INPUT DATA ::
+---+
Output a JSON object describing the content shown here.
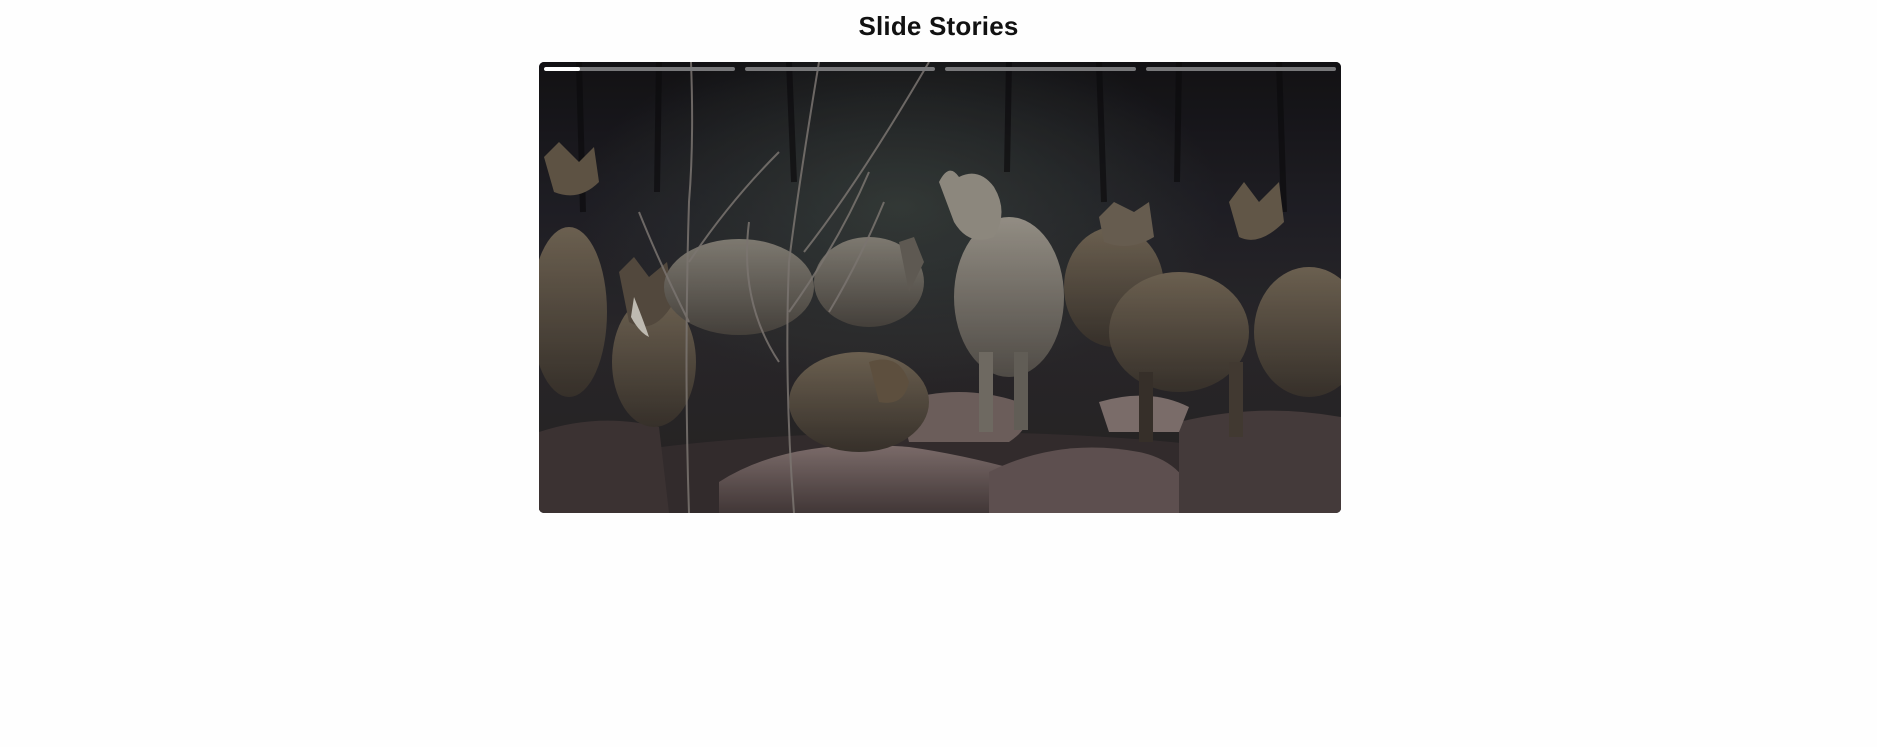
{
  "page": {
    "title": "Slide Stories"
  },
  "story": {
    "image_subject": "wolf-pack-photo",
    "slides": [
      {
        "progress": 0.19
      },
      {
        "progress": 0
      },
      {
        "progress": 0
      },
      {
        "progress": 0
      }
    ],
    "colors": {
      "progress_active": "#ffffff",
      "progress_inactive": "#78787a"
    }
  }
}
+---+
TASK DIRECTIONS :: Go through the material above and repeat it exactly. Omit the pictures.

SOLUTION FOR THIS EXERCISE ::
Output a JSON object describing the content shown here.
{
  "page": {
    "title": "Slide Stories"
  },
  "story": {
    "image_subject": "wolf-pack-photo",
    "slides": [
      {
        "progress": 0.19
      },
      {
        "progress": 0
      },
      {
        "progress": 0
      },
      {
        "progress": 0
      }
    ],
    "colors": {
      "progress_active": "#ffffff",
      "progress_inactive": "#78787a"
    }
  }
}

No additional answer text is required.